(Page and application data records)
------------------------------------------------------------------------

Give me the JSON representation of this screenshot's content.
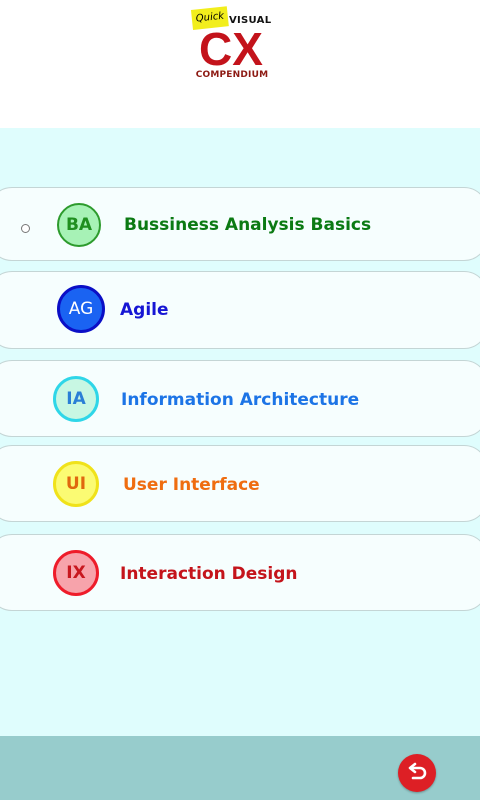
{
  "logo": {
    "quick": "Quick",
    "visual": "VISUAL",
    "title": "CX",
    "subtitle": "COMPENDIUM"
  },
  "menu": {
    "items": [
      {
        "badge": "BA",
        "label": "Bussiness Analysis Basics",
        "badge_fill": "#a7f2b6",
        "badge_border": "#2d9b2d",
        "badge_text": "#1f8f1f",
        "label_color": "#0b7a13"
      },
      {
        "badge": "AG",
        "label": "Agile",
        "badge_fill": "#1a63f2",
        "badge_border": "#0b0fc6",
        "badge_text": "#ffffff",
        "label_color": "#1616d4"
      },
      {
        "badge": "IA",
        "label": "Information Architecture",
        "badge_fill": "#c8f7e3",
        "badge_border": "#2fd6e8",
        "badge_text": "#2a7fd6",
        "label_color": "#1c74e6"
      },
      {
        "badge": "UI",
        "label": "User Interface",
        "badge_fill": "#fbfb73",
        "badge_border": "#f0e21a",
        "badge_text": "#e0670e",
        "label_color": "#ef6d10"
      },
      {
        "badge": "IX",
        "label": "Interaction Design",
        "badge_fill": "#f7a3ab",
        "badge_border": "#ee1c2a",
        "badge_text": "#c8171f",
        "label_color": "#c4141b"
      }
    ]
  },
  "footer": {
    "back_icon": "undo-arrow-icon",
    "back_color": "#dd1f25"
  }
}
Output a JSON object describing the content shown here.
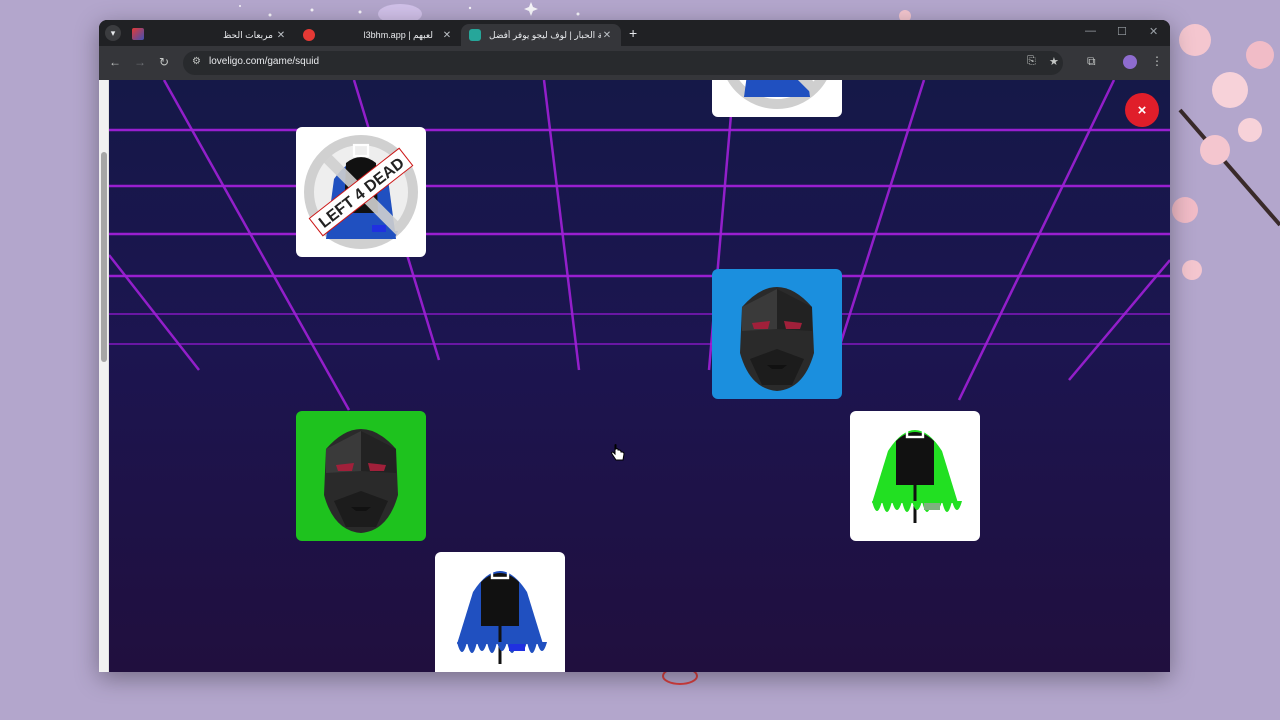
{
  "browser": {
    "tabs": [
      {
        "title": "مربعات الحظ",
        "favicon_color": "#e53935",
        "active": false
      },
      {
        "title": "l3bhm.app | لعبهم",
        "favicon_color": "#e53935",
        "active": false
      },
      {
        "title": "لعبة الحبار | لوف ليجو يوفر أفضل",
        "favicon_color": "#26a69a",
        "active": true
      }
    ],
    "url": "loveligo.com/game/squid"
  },
  "game": {
    "close_label": "×",
    "cards": [
      {
        "type": "hood",
        "label": "LEFT 4 DEAD",
        "bg": "#ffffff",
        "hood_color": "#2050c0",
        "banned": true,
        "partial": true
      },
      {
        "type": "hood",
        "label": "LEFT 4 DEAD",
        "bg": "#ffffff",
        "hood_color": "#2050c0",
        "banned": true,
        "partial": false
      },
      {
        "type": "mask",
        "bg": "#1b8fde"
      },
      {
        "type": "mask",
        "bg": "#1ec21e"
      },
      {
        "type": "hood",
        "bg": "#ffffff",
        "hood_color": "#22e022",
        "banned": false
      },
      {
        "type": "hood",
        "bg": "#ffffff",
        "hood_color": "#2050c0",
        "banned": false
      }
    ]
  },
  "colors": {
    "grid_line": "#a020d8",
    "close_button": "#e01e2a"
  }
}
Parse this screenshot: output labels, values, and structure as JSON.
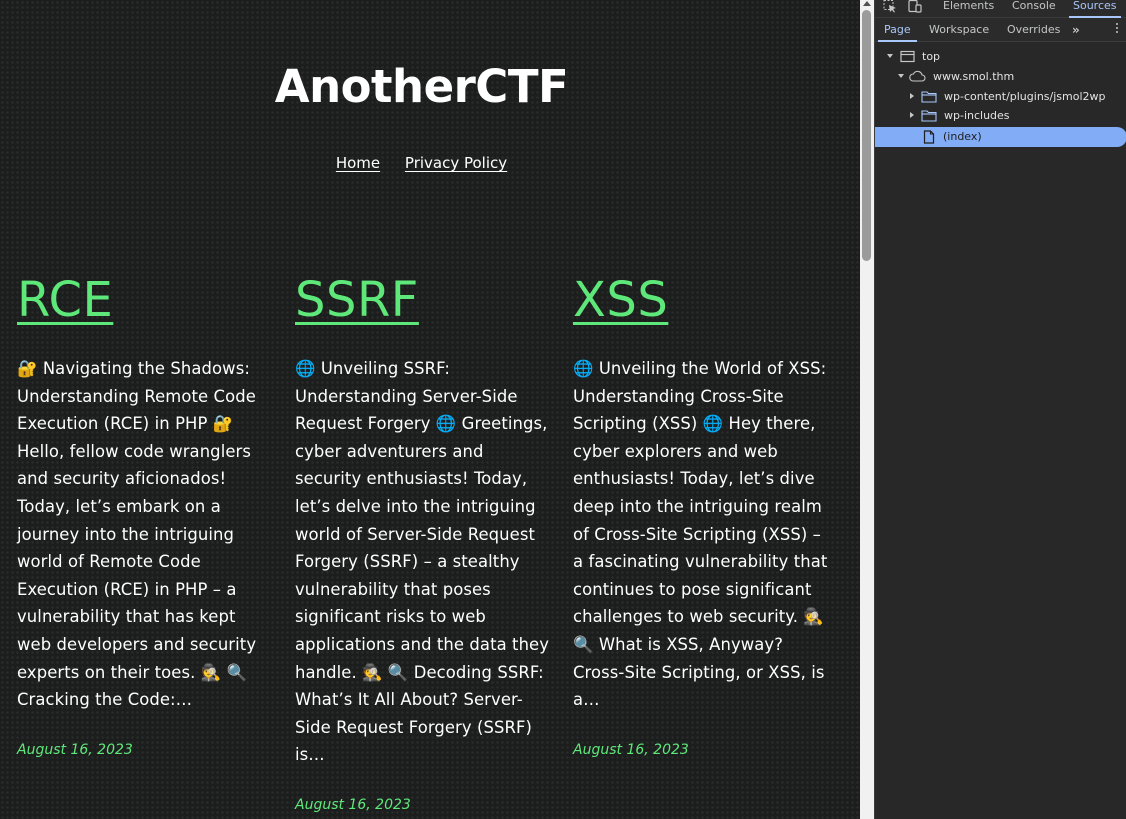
{
  "site": {
    "title": "AnotherCTF",
    "nav": [
      {
        "label": "Home"
      },
      {
        "label": "Privacy Policy"
      }
    ],
    "posts": [
      {
        "title": "RCE",
        "excerpt": "🔐 Navigating the Shadows: Understanding Remote Code Execution (RCE) in PHP 🔐 Hello, fellow code wranglers and security aficionados! Today, let’s embark on a journey into the intriguing world of Remote Code Execution (RCE) in PHP – a vulnerability that has kept web developers and security experts on their toes. 🕵 🔍 Cracking the Code:…",
        "date": "August 16, 2023"
      },
      {
        "title": "SSRF",
        "excerpt": "🌐 Unveiling SSRF: Understanding Server-Side Request Forgery 🌐 Greetings, cyber adventurers and security enthusiasts! Today, let’s delve into the intriguing world of Server-Side Request Forgery (SSRF) – a stealthy vulnerability that poses significant risks to web applications and the data they handle. 🕵 🔍 Decoding SSRF: What’s It All About? Server-Side Request Forgery (SSRF) is…",
        "date": "August 16, 2023"
      },
      {
        "title": "XSS",
        "excerpt": "🌐 Unveiling the World of XSS: Understanding Cross-Site Scripting (XSS) 🌐 Hey there, cyber explorers and web enthusiasts! Today, let’s dive deep into the intriguing realm of Cross-Site Scripting (XSS) – a fascinating vulnerability that continues to pose significant challenges to web security. 🕵 🔍 What is XSS, Anyway? Cross-Site Scripting, or XSS, is a…",
        "date": "August 16, 2023"
      }
    ],
    "colors": {
      "accent": "#5ee87a",
      "background": "#1c1d1d",
      "text": "#ffffff"
    }
  },
  "devtools": {
    "main_tabs": [
      "Elements",
      "Console",
      "Sources"
    ],
    "active_main_tab": "Sources",
    "sub_tabs": [
      "Page",
      "Workspace",
      "Overrides"
    ],
    "active_sub_tab": "Page",
    "tree": [
      {
        "label": "top",
        "icon": "frame-icon"
      },
      {
        "label": "www.smol.thm",
        "icon": "cloud-icon"
      },
      {
        "label": "wp-content/plugins/jsmol2wp",
        "icon": "folder-icon"
      },
      {
        "label": "wp-includes",
        "icon": "folder-icon"
      },
      {
        "label": "(index)",
        "icon": "file-icon",
        "selected": true
      }
    ],
    "colors": {
      "accent": "#a8c7fa",
      "selection": "#82acf5"
    }
  }
}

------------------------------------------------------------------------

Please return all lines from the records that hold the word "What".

        "excerpt": "🌐 Unveiling SSRF: Understanding Server-Side Request Forgery 🌐 Greetings, cyber adventurers and security enthusiasts! Today, let’s delve into the intriguing world of Server-Side Request Forgery (SSRF) – a stealthy vulnerability that poses significant risks to web applications and the data they handle. 🕵 🔍 Decoding SSRF: What’s It All About? Server-Side Request Forgery (SSRF) is…",
        "excerpt": "🌐 Unveiling the World of XSS: Understanding Cross-Site Scripting (XSS) 🌐 Hey there, cyber explorers and web enthusiasts! Today, let’s dive deep into the intriguing realm of Cross-Site Scripting (XSS) – a fascinating vulnerability that continues to pose significant challenges to web security. 🕵 🔍 What is XSS, Anyway? Cross-Site Scripting, or XSS, is a…",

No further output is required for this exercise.